Monday, August 05, 2013

Purple Martins - where did they go ?

I have noticed the numbers of Martins here in South East Indiana have declined in the past few years. I went looking for a reason but found none. Here is some interesting information that I did find. You can read more HERE 

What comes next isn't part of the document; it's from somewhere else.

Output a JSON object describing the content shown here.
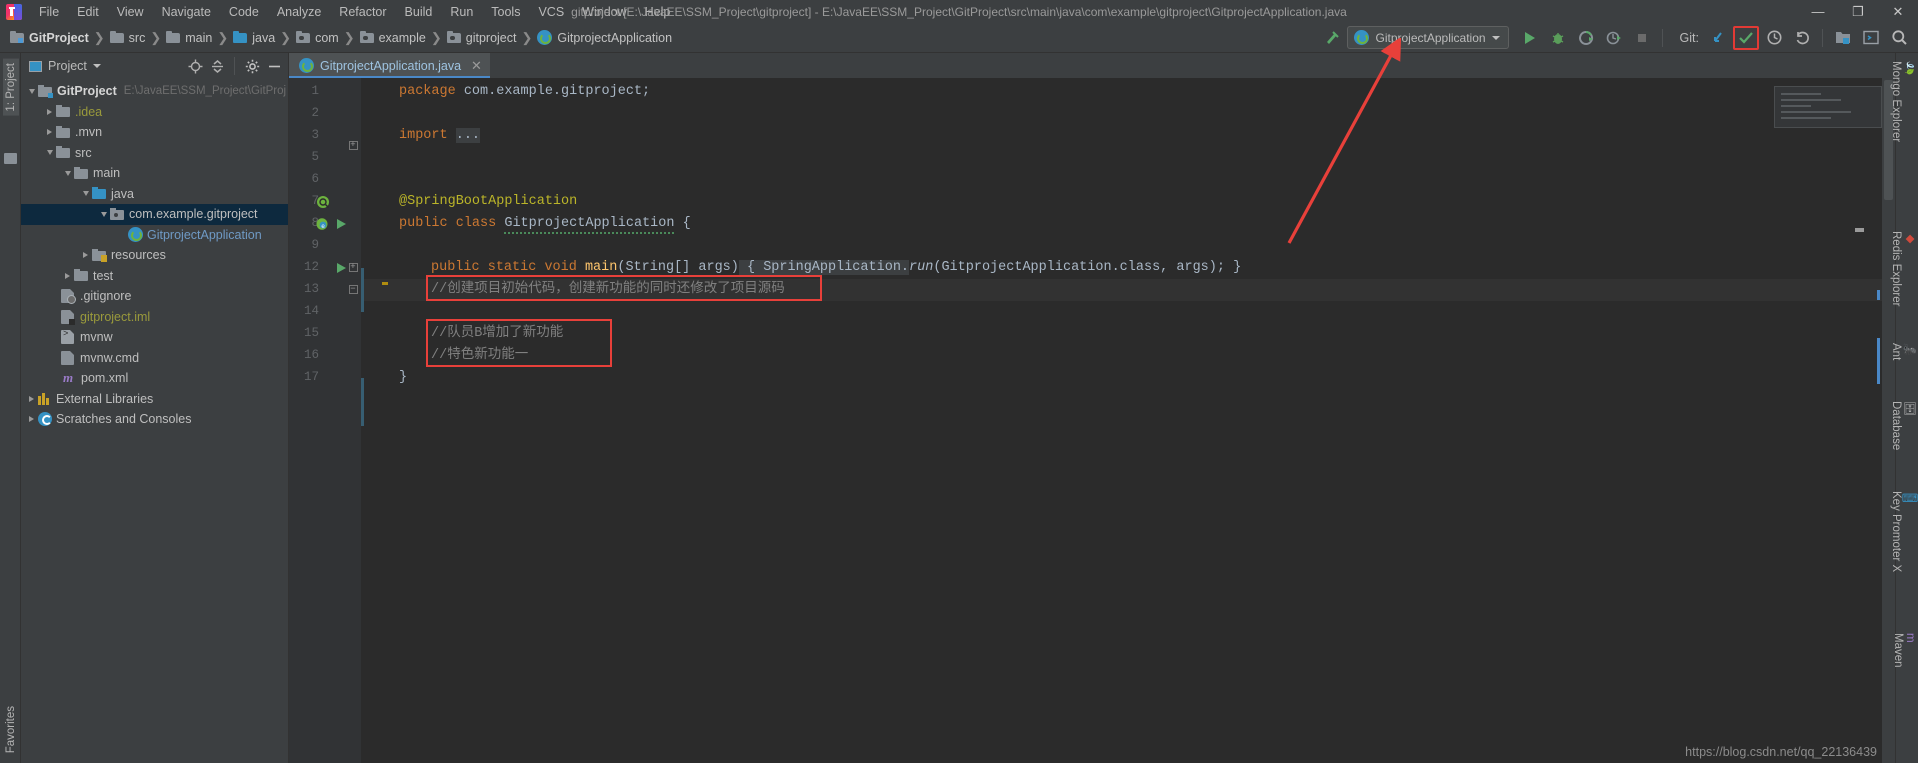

The Common House Martin, sometimes called the Northern House Martin or, Purple Martin, is a migratory passerine bird of the swallow family which breeds in Europe, north Africa and temperate Asia; and winters in sub-Saharan Africa and tropical Asia. It feeds on insects which are caught in flight, and it migrates to climates where flying insects are plentiful. It has a blue head and upperparts, white rump and pure white underparts, and is found in both open country and near human habitation. Both the scientific and colloquial name of the bird are related to its use of human-made structures. It builds a closed cup nest from mud pellets under eaves or similar locations on buildings usually in colonies, and sometimes fouling below nests can be a problem. It is hunted by the Eurasian Hobby (Falco subbuteo), and like other birds is affected by internal parasites and external fleas and mites, although its large range and population mean that it is not threatened globally. Its proximity to humans has resulted in some cultural and literary references.